Obviously the severity of industrial impact is massive and widespread, but there is one issue that drives them all: fossil fuels. They are the engine of global economic growth and of global warming. Without fossil fuels, industrial logging cannot continue. Industrial fishing stops dead. Industrial agriculture collapses. Without fossil fuels, the healing of the earth can begin; many activists consider this the central struggle of environmentalism in the 21st century.

Our region plays an important role in the global fossil fuels market. Besides the 3 nearby oil refineries (2 in Anacortes, 1 at Cherry Point), Bellingham hosts a natural gas power plant which sends power to Seattle, and trains which carry coal from the interior to Canada for international distribution. Two pipelines pass beneath Bellingham, one carrying crude oil from the Tar Sands to the refineries, another carrying natural gas (which, according to a recent study, may release more greenhouse gasses than coal3).

The latest plan calls for a new shipping port at Cherry Point that would ship large quantities of coal and other goods to China. The names have changed – SSA Marine is the latest local incarnation of the global resource-extraction machinery. But the story is the same. In Appalachia, it’s Massey Energy driving human exploitation and ecological collapse. In Canada, it’s Suncorp and Tesora, BP and Transmountain. In Nigeria it’s Shell Oil. In Papua New Guinea, it’s Freeport McMoran. In Afghanistan, it’s JP Morgan and Unocal.

It’s not surprising that most of the solutions that are presented to us are not sufficient to do this. After all, cheap and abundant energy is the foundation of our entire culture. The West enjoys excesses that have never been seen in the history of our species. The structure of our societies necessitates this glut.

Alternative technologies cannot replace easily transportable fossil fuels by nature; they require mining, smelting, refining. Most the of the rare earth minerals required for wind, solar, and battery technologies are mined in Mongolia and western China by near-slaves. Lakes of toxic waste mark the production sites4. And beyond that, these technologies do nothing to address global power imbalances. The US military is spending a great deal of time and money researching alternative energy technologies for the armed forces; tactically, it’s a smart move. But as always, the technology ends up benefitting the powerful while further degrading the natural world and abusing the poor.

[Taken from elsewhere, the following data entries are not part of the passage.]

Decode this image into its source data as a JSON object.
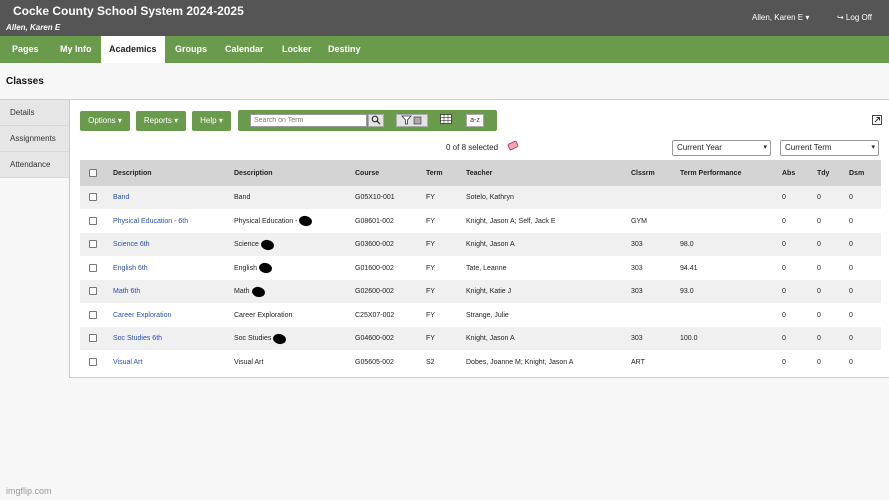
{
  "header": {
    "school_title": "Cocke County School System 2024-2025",
    "user_subtitle": "Allen, Karen E",
    "user_menu": "Allen, Karen E ▾",
    "logoff": "↪ Log Off"
  },
  "nav": {
    "tabs": [
      {
        "label": "Pages"
      },
      {
        "label": "My Info"
      },
      {
        "label": "Academics"
      },
      {
        "label": "Groups"
      },
      {
        "label": "Calendar"
      },
      {
        "label": "Locker"
      },
      {
        "label": "Destiny"
      }
    ],
    "active": "Academics"
  },
  "page": {
    "title": "Classes"
  },
  "sidebar": {
    "items": [
      {
        "label": "Details"
      },
      {
        "label": "Assignments"
      },
      {
        "label": "Attendance"
      }
    ]
  },
  "toolbar": {
    "options_label": "Options ▾",
    "reports_label": "Reports ▾",
    "help_label": "Help ▾",
    "search_placeholder": "Search on Term",
    "search_icon": "search-icon",
    "filter_icon": "filter-icon",
    "grid_icon": "grid-icon",
    "sort_label": "a-z"
  },
  "selection": {
    "count_text": "0 of 8 selected"
  },
  "filters": {
    "year": "Current Year",
    "term": "Current Term"
  },
  "table": {
    "columns": [
      "Description",
      "Description",
      "Course",
      "Term",
      "Teacher",
      "Clssrm",
      "Term Performance",
      "Abs",
      "Tdy",
      "Dsm"
    ],
    "rows": [
      {
        "link": "Band",
        "desc": "Band",
        "course": "G05X10-001",
        "term": "FY",
        "teacher": "Sotelo, Kathryn",
        "room": "",
        "perf": "",
        "abs": "0",
        "tdy": "0",
        "dsm": "0"
      },
      {
        "link": "Physical Education - 6th",
        "desc": "Physical Education -",
        "course": "G08601-002",
        "term": "FY",
        "teacher": "Knight, Jason A; Self, Jack E",
        "room": "GYM",
        "perf": "",
        "abs": "0",
        "tdy": "0",
        "dsm": "0"
      },
      {
        "link": "Science 6th",
        "desc": "Science",
        "course": "G03600-002",
        "term": "FY",
        "teacher": "Knight, Jason A",
        "room": "303",
        "perf": "98.0",
        "abs": "0",
        "tdy": "0",
        "dsm": "0"
      },
      {
        "link": "English 6th",
        "desc": "English",
        "course": "G01600-002",
        "term": "FY",
        "teacher": "Tate, Leanne",
        "room": "303",
        "perf": "94.41",
        "abs": "0",
        "tdy": "0",
        "dsm": "0"
      },
      {
        "link": "Math 6th",
        "desc": "Math",
        "course": "G02600-002",
        "term": "FY",
        "teacher": "Knight, Katie J",
        "room": "303",
        "perf": "93.0",
        "abs": "0",
        "tdy": "0",
        "dsm": "0"
      },
      {
        "link": "Career Exploration",
        "desc": "Career Exploration",
        "course": "C25X07-002",
        "term": "FY",
        "teacher": "Strange, Julie",
        "room": "",
        "perf": "",
        "abs": "0",
        "tdy": "0",
        "dsm": "0"
      },
      {
        "link": "Soc Studies 6th",
        "desc": "Soc Studies",
        "course": "G04600-002",
        "term": "FY",
        "teacher": "Knight, Jason A",
        "room": "303",
        "perf": "100.0",
        "abs": "0",
        "tdy": "0",
        "dsm": "0"
      },
      {
        "link": "Visual Art",
        "desc": "Visual Art",
        "course": "G05605-002",
        "term": "S2",
        "teacher": "Dobes, Joanne M; Knight, Jason A",
        "room": "ART",
        "perf": "",
        "abs": "0",
        "tdy": "0",
        "dsm": "0"
      }
    ]
  },
  "watermark": "imgflip.com",
  "colors": {
    "topbar": "#555555",
    "nav_green": "#6a9a4c",
    "link_blue": "#2850a8",
    "row_alt": "#f0f0f0",
    "header_gray": "#d4d4d4"
  }
}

Before we can move forward as a movement for ecological and social justice, we have to recognize that global power structures are not going to change willingly. They are not driven by truth or ethics, but by profit. The exploitation is not an accident; it’s a deliberate system to maintain and expand power. No amount of education will stop sociopathological behavior; only some sort of force will do so. This is a fact that many social movements have come to understand. The words of the famous Frederick Douglass immortalize the lesson: “Power concedes nothing without a demand. It never has, and it never will.”

Unfortunately, the environmental movement still seems focused on “petitioning the king.” This is not an effective political strategy – they hold all the cards in this scenario. It is time to get back to our roots. We need to examine historical struggles for justice to find out what worked for them, and what did not.

This is Part 1 in a series. Part 2 will examine previous social movements – “the roots”. Part 3 will explain the vision of Fertile Ground.

More Information

1.      Markey Report: Big Five Oil Companies Approach $1 Trillion in Profits.House Committee on Natural Resources. Feb. 3 2011.

2.      Extinction. Center for Biological Diversity.

3.      Natural Gas from Shale Contributes to Global Warming. ScienceDaily, 4/13/2011.

4.      In China, the true cost of Britain's clean, green wind power experiment: Pollution on a disastrous scale. By Simon Parry and Ed Douglas. The Daily Mail, 1/29/2011.